Woodward has been a recipient of nearly every major American journalism award, including the Heywood Broun award (1972), the Worth Bingham Prize for Investigative Reporting (1972 and 1986), the Sigma Delta Chi Award (1973), the George Polk Award (1972), the William Allen White Medal (2000), and the Gerald R. Ford Prize for Reporting on the Presidency (2002).

In addition to his journalistic work, he has authored or coauthored 19 books, all of which have been national non-fiction bestsellers and thirteen of which have been #1 national bestsellers. He has published on nine of the most recent U.S. presidents, from Nixon, Ford, Carter, Reagan, George H.W. Bush, Clinton, George W. Bush, to Obama, and Trump. His book All the President's Men (1974) was named by TIME Magazine to its list of All-Time 100 Best Nonfiction Books, and his most recent book, Fear: Trump in the White House (2018), sold more than 1.1 million copies in its first week in the United States and broke the 94-year first-week sales record of its publisher Simon & Schuster.

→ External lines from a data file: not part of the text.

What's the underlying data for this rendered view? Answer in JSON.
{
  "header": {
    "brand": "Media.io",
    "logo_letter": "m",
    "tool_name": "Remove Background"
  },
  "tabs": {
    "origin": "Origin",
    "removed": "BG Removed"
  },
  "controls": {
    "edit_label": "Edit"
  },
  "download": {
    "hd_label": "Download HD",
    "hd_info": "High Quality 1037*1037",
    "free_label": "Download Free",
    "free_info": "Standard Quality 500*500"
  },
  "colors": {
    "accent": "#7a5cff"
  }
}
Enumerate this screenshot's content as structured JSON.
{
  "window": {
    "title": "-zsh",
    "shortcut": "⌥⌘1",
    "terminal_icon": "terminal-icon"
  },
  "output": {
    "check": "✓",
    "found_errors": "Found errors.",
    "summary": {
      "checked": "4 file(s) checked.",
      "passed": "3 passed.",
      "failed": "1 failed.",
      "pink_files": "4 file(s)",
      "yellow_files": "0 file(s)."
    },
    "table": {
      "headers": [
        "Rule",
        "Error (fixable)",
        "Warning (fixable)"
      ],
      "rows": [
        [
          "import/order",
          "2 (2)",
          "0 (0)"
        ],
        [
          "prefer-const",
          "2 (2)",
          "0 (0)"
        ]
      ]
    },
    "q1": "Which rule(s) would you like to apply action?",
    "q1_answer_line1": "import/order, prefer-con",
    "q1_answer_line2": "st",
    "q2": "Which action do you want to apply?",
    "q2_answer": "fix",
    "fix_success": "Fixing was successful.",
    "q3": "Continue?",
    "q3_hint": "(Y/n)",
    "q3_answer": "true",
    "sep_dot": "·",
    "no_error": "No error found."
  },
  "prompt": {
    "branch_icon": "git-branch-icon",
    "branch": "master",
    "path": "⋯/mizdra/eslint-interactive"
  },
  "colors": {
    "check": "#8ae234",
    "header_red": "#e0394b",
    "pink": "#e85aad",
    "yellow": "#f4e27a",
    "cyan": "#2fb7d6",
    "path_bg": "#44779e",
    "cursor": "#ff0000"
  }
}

Bob Schieffer of CBS News has said, “Woodward has established himself as the best reporter of our time. He may be the best reporter of all time.”

Robert Gates, former director of the CIA and Secretary of Defense, said in 2014 that he wished he’d recruited Woodward into the CIA, saying of Woodward, “He has an extraordinary ability to get otherwise responsible adults to spill [their] guts to him…his ability to get people to talk about stuff they shouldn’t be talking about is just extraordinary and may be unique.”

Gene Roberts, the former managing editor of The New York Times, has called the Woodward-Bernstein Watergate coverage, “maybe the single greatest reporting effort of all time.”


KAL RAUSTIALA is a professor at UCLA School of Law and at the UCLA International Institute, where he teaches in the Program on Global Studies. Since 2007 he has served as director of the UCLA Ronald W. Burkle Center for International Relations. Professor Raustiala's research focuses on international law, international relations, and intellectual property. His recent publications include "Governing the Internet," American Journal of International Law (2016); "Fake It Till You Make It: The Good News About China’s Knockoff Economy,” Foreign Affairs, (July/August 2013); “NGOs in International Treaty-Making,” in The Oxford Guide to Treaties (2012); and Does the Constitution Follow the Flag? The Evolution of Territoriality in American Law, (Oxford, 2009). His most recent book, The Knockoff Economy: How Imitation Sparks Innovation (Oxford, 2012), written with Christopher Sprigman of NYU Law School, has been translated into Chinese, Korean, and Japanese. A graduate of Duke University, Professor Raustiala holds a J.D. from Harvard Law School and Ph.D. in political science from the University of California, San Diego.

Tyler Rosen